(Element data from apps and pages)
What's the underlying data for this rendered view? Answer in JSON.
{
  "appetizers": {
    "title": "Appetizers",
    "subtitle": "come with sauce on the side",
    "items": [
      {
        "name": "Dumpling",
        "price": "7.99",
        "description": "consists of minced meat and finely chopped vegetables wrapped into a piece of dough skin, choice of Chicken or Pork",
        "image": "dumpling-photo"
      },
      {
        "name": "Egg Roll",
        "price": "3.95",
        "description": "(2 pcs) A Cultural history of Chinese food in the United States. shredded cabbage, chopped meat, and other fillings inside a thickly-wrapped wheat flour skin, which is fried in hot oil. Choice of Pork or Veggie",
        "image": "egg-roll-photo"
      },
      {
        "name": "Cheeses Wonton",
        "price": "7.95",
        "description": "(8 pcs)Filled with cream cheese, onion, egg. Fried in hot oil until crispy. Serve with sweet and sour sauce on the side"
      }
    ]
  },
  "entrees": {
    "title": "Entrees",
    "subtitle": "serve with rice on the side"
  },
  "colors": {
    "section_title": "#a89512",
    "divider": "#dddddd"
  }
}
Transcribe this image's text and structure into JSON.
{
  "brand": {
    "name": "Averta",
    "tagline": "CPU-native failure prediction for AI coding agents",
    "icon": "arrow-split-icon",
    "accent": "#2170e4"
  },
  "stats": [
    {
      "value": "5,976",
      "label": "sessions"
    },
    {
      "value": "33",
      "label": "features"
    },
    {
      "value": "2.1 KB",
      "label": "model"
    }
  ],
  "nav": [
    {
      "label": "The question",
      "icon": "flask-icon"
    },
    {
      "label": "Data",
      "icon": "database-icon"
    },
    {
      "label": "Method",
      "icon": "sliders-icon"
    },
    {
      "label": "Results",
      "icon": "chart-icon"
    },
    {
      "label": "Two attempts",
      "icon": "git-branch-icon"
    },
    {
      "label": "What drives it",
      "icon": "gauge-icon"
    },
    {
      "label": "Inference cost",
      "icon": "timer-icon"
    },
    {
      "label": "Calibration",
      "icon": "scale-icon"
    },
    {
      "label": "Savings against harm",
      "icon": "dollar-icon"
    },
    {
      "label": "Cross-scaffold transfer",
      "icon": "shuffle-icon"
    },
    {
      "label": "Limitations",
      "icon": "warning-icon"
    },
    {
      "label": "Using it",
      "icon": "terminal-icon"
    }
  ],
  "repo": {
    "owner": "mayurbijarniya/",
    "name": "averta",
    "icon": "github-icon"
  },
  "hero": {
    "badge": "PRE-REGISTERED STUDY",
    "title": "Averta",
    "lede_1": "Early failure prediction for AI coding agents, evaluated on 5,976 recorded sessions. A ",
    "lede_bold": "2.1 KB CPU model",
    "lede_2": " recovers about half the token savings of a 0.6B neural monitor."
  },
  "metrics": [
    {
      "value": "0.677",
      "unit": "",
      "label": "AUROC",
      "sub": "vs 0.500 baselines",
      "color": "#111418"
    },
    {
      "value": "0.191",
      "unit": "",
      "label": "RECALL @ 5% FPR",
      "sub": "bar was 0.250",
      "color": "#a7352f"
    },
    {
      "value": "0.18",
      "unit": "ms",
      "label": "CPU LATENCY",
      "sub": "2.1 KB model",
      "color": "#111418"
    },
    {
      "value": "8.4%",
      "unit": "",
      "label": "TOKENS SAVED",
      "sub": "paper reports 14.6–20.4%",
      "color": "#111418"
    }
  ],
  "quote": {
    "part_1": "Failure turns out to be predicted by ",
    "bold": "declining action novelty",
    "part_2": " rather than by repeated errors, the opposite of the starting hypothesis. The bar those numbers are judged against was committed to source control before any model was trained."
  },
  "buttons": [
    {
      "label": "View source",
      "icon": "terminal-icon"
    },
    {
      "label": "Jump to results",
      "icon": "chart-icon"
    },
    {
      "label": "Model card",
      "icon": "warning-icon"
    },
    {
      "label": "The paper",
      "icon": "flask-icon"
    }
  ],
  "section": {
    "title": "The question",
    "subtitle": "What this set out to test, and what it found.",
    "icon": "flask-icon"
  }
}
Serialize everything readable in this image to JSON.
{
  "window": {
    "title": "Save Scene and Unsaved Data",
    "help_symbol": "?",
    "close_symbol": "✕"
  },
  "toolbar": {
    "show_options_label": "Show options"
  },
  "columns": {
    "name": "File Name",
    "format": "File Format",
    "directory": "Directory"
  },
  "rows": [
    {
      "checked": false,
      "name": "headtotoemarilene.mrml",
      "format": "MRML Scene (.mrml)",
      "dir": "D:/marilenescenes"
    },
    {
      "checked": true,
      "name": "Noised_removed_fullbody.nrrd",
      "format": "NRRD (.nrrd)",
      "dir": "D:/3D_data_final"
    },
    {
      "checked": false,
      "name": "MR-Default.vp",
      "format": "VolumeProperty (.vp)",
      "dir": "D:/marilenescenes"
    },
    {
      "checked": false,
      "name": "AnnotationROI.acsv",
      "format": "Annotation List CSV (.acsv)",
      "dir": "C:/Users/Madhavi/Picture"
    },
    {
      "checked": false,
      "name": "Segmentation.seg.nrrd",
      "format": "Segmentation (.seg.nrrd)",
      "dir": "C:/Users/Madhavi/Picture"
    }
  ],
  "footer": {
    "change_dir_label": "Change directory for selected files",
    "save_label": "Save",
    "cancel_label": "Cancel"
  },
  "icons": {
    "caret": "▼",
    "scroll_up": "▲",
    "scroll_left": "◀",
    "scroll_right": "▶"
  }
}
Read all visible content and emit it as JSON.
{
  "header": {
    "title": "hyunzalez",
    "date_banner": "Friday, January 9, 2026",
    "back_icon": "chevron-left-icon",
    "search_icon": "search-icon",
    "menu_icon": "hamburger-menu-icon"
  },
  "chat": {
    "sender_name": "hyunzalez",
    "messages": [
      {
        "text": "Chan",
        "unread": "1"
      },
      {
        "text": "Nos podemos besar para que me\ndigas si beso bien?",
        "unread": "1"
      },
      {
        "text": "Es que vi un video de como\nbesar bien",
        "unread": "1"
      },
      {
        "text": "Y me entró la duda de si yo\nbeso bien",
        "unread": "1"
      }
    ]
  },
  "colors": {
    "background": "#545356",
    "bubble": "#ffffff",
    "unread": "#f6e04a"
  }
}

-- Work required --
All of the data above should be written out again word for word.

-- Completed exercise --
What's the underlying data for this rendered view? Answer in JSON.
{
  "appetizers": {
    "title": "Appetizers",
    "subtitle": "come with sauce on the side",
    "items": [
      {
        "name": "Dumpling",
        "price": "7.99",
        "description": "consists of minced meat and finely chopped vegetables wrapped into a piece of dough skin, choice of Chicken or Pork",
        "image": "dumpling-photo"
      },
      {
        "name": "Egg Roll",
        "price": "3.95",
        "description": "(2 pcs) A Cultural history of Chinese food in the United States. shredded cabbage, chopped meat, and other fillings inside a thickly-wrapped wheat flour skin, which is fried in hot oil. Choice of Pork or Veggie",
        "image": "egg-roll-photo"
      },
      {
        "name": "Cheeses Wonton",
        "price": "7.95",
        "description": "(8 pcs)Filled with cream cheese, onion, egg. Fried in hot oil until crispy. Serve with sweet and sour sauce on the side"
      }
    ]
  },
  "entrees": {
    "title": "Entrees",
    "subtitle": "serve with rice on the side"
  },
  "colors": {
    "section_title": "#a89512",
    "divider": "#dddddd"
  }
}
Transcribe this image's text and structure into JSON.
{
  "brand": {
    "name": "Averta",
    "tagline": "CPU-native failure prediction for AI coding agents",
    "icon": "arrow-split-icon",
    "accent": "#2170e4"
  },
  "stats": [
    {
      "value": "5,976",
      "label": "sessions"
    },
    {
      "value": "33",
      "label": "features"
    },
    {
      "value": "2.1 KB",
      "label": "model"
    }
  ],
  "nav": [
    {
      "label": "The question",
      "icon": "flask-icon"
    },
    {
      "label": "Data",
      "icon": "database-icon"
    },
    {
      "label": "Method",
      "icon": "sliders-icon"
    },
    {
      "label": "Results",
      "icon": "chart-icon"
    },
    {
      "label": "Two attempts",
      "icon": "git-branch-icon"
    },
    {
      "label": "What drives it",
      "icon": "gauge-icon"
    },
    {
      "label": "Inference cost",
      "icon": "timer-icon"
    },
    {
      "label": "Calibration",
      "icon": "scale-icon"
    },
    {
      "label": "Savings against harm",
      "icon": "dollar-icon"
    },
    {
      "label": "Cross-scaffold transfer",
      "icon": "shuffle-icon"
    },
    {
      "label": "Limitations",
      "icon": "warning-icon"
    },
    {
      "label": "Using it",
      "icon": "terminal-icon"
    }
  ],
  "repo": {
    "owner": "mayurbijarniya/",
    "name": "averta",
    "icon": "github-icon"
  },
  "hero": {
    "badge": "PRE-REGISTERED STUDY",
    "title": "Averta",
    "lede_1": "Early failure prediction for AI coding agents, evaluated on 5,976 recorded sessions. A ",
    "lede_bold": "2.1 KB CPU model",
    "lede_2": " recovers about half the token savings of a 0.6B neural monitor."
  },
  "metrics": [
    {
      "value": "0.677",
      "unit": "",
      "label": "AUROC",
      "sub": "vs 0.500 baselines",
      "color": "#111418"
    },
    {
      "value": "0.191",
      "unit": "",
      "label": "RECALL @ 5% FPR",
      "sub": "bar was 0.250",
      "color": "#a7352f"
    },
    {
      "value": "0.18",
      "unit": "ms",
      "label": "CPU LATENCY",
      "sub": "2.1 KB model",
      "color": "#111418"
    },
    {
      "value": "8.4%",
      "unit": "",
      "label": "TOKENS SAVED",
      "sub": "paper reports 14.6–20.4%",
      "color": "#111418"
    }
  ],
  "quote": {
    "part_1": "Failure turns out to be predicted by ",
    "bold": "declining action novelty",
    "part_2": " rather than by repeated errors, the opposite of the starting hypothesis. The bar those numbers are judged against was committed to source control before any model was trained."
  },
  "buttons": [
    {
      "label": "View source",
      "icon": "terminal-icon"
    },
    {
      "label": "Jump to results",
      "icon": "chart-icon"
    },
    {
      "label": "Model card",
      "icon": "warning-icon"
    },
    {
      "label": "The paper",
      "icon": "flask-icon"
    }
  ],
  "section": {
    "title": "The question",
    "subtitle": "What this set out to test, and what it found.",
    "icon": "flask-icon"
  }
}
Serialize everything readable in this image to JSON.
{
  "window": {
    "title": "Save Scene and Unsaved Data",
    "help_symbol": "?",
    "close_symbol": "✕"
  },
  "toolbar": {
    "show_options_label": "Show options"
  },
  "columns": {
    "name": "File Name",
    "format": "File Format",
    "directory": "Directory"
  },
  "rows": [
    {
      "checked": false,
      "name": "headtotoemarilene.mrml",
      "format": "MRML Scene (.mrml)",
      "dir": "D:/marilenescenes"
    },
    {
      "checked": true,
      "name": "Noised_removed_fullbody.nrrd",
      "format": "NRRD (.nrrd)",
      "dir": "D:/3D_data_final"
    },
    {
      "checked": false,
      "name": "MR-Default.vp",
      "format": "VolumeProperty (.vp)",
      "dir": "D:/marilenescenes"
    },
    {
      "checked": false,
      "name": "AnnotationROI.acsv",
      "format": "Annotation List CSV (.acsv)",
      "dir": "C:/Users/Madhavi/Picture"
    },
    {
      "checked": false,
      "name": "Segmentation.seg.nrrd",
      "format": "Segmentation (.seg.nrrd)",
      "dir": "C:/Users/Madhavi/Picture"
    }
  ],
  "footer": {
    "change_dir_label": "Change directory for selected files",
    "save_label": "Save",
    "cancel_label": "Cancel"
  },
  "icons": {
    "caret": "▼",
    "scroll_up": "▲",
    "scroll_left": "◀",
    "scroll_right": "▶"
  }
}
Read all visible content and emit it as JSON.
{
  "header": {
    "title": "hyunzalez",
    "date_banner": "Friday, January 9, 2026",
    "back_icon": "chevron-left-icon",
    "search_icon": "search-icon",
    "menu_icon": "hamburger-menu-icon"
  },
  "chat": {
    "sender_name": "hyunzalez",
    "messages": [
      {
        "text": "Chan",
        "unread": "1"
      },
      {
        "text": "Nos podemos besar para que me\ndigas si beso bien?",
        "unread": "1"
      },
      {
        "text": "Es que vi un video de como\nbesar bien",
        "unread": "1"
      },
      {
        "text": "Y me entró la duda de si yo\nbeso bien",
        "unread": "1"
      }
    ]
  },
  "colors": {
    "background": "#545356",
    "bubble": "#ffffff",
    "unread": "#f6e04a"
  }
}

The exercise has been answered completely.